Art by Design. This custom framing shop also offers locally made gifts and works by area artists, including paintings, ceramics, jewelry, and sculptures.


Make your own masterpiece at Colour Me Creatif. photograph by Matt Ray Photography

Colour Me Creatif. Tina Oxendine-Maynard opened her “paint-your-own” studio in 2016, offering unglazed pottery and blank canvases to which customers add their own colorful touches. For those who need a bit of creative inspiration, idea books are on hand (some designs even come with step-by-step instructions and tracing paper), or you can find a design online, and Oxendine-Maynard will sketch it on a canvas for you to paint.

John Blue House and Heritage Center. Farmer and inventor John Blue’s 1891 “steamboat gothic” home now houses a museum about the history and culture of post-Civil War rural North Carolina. In addition to ornaments on the porch and railings that Blue hand-carved, one of the home’s most notable features is the stained glass on the 12 exterior doors, 90 percent of which is original.

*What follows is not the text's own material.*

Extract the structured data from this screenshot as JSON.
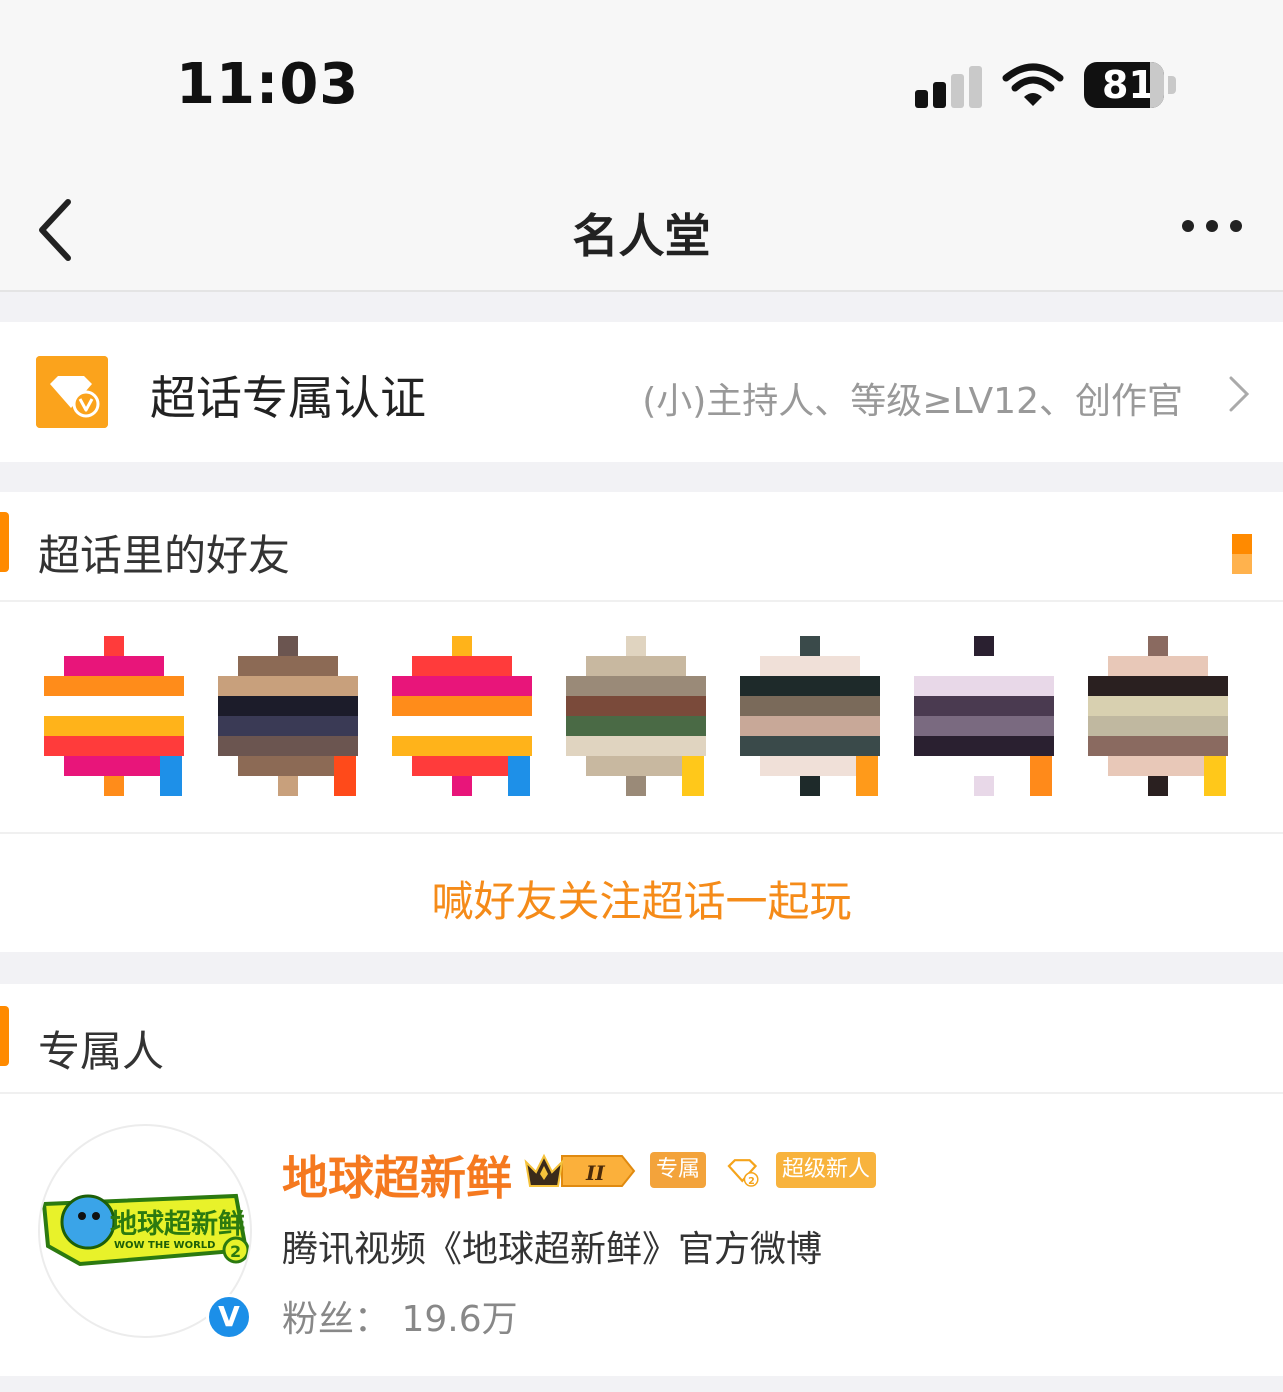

Lumber River State Park. From nearby Wagram, hikers can access the three-mile Chalk Banks Trail that loops through wetlands and hardwood forests in this nearly 12,000-acre park. The Lumber River is one of just five in the state — and the only black water river — that’s designated a National Wild and Scenic River. “To me, it’s one of the most beautiful places on Earth,” English says. “To float down that river is so peaceful.”

Take a stroll through the Art Garden downtown. photograph by Matt Ray Photography

Art Garden. A sculpture garden on the corner of Church and Main streets features 16 colorful works by students and professors at the University of North Carolina Pembroke in neighboring Robeson County. New sculptures — made from recycled materials found in Scotland County — are rotated in each year, and the space hosts small community events and performances.

Storytelling & Arts Center of the Southeast. The former McNair’s department store — “one of those department stores where I used to run around in and hide under the clothes racks,” English says — is now home to the Arts Council of Scotland County. The center hosts plays at the ENCORE! Theatre, art classes, and other events that support the performing and visual arts in the community.

The Scottish Heritage Center has many noteworthy artifacts, including a bagpipe that was created by Jack Smith in the 1940s. It is the only known musical instrument produced by a Scottish immigrant in North Carolina. photograph by Matt Ray Photography

St. Andrews University Scottish Heritage Center. The Scottish Heritage Center at Laurinburg’s St. Andrews University was established in 1989 to celebrate the rich culture of Highland Scots, whose largest North American settlement was located in the upper Cape Fear and Sandhills regions through the 19th century. The center houses old and rare books on Scottish and Scottish-American history, genealogy, and culture; exhibits on Scottish settlements in southeastern North Carolina; and one of the largest collections of Celtic music in the country. The center also hosts concerts, lectures, and an annual Scottish Heritage Weekend in March.

If you’re lucky, you might catch a glimpse of the Golden Knights practicing at the airport, their main training facility. photograph by MEGAN HACKETT/DVIDS, U.S. ARMY PHOTO BY STAFF SGT. DAVID MEYER, 49TH PUBLIC AFFAIRS DETACHMENT/RELEASED. THE APPEARANCE OF U.S. DEPARTMENT OF DEFENSE (DOD) VISUAL INFORMATION DOES NOT IMPLY OR CONSTITUTE DOD ENDORSEMENT.

Laurinburg-Maxton Airport, Home of the Golden Knights. A few miles outside of town, the Laurinburg-Maxton Airport is the home of the U.S. Army Parachute Team, the Golden Knights. These daredevil parachutists are performers and competitors, jumping out of planes, binding themselves together in aerial formations, performing complicated acrobatics, and using their parachutes, American flags, and colored smoke to put on an impressive show at events around the world.


Chauffeur’s Apartment. This Airbnb near downtown is the former chauffeur’s quarters above the carriage house, and overlooks a courtyard garden and pond that are accessible to guests. The apartment accommodates two people and includes a private kitchen and bathroom.

This story was published on Jan 26, 2022

Katie King

Katie King is a managing editor at Our State.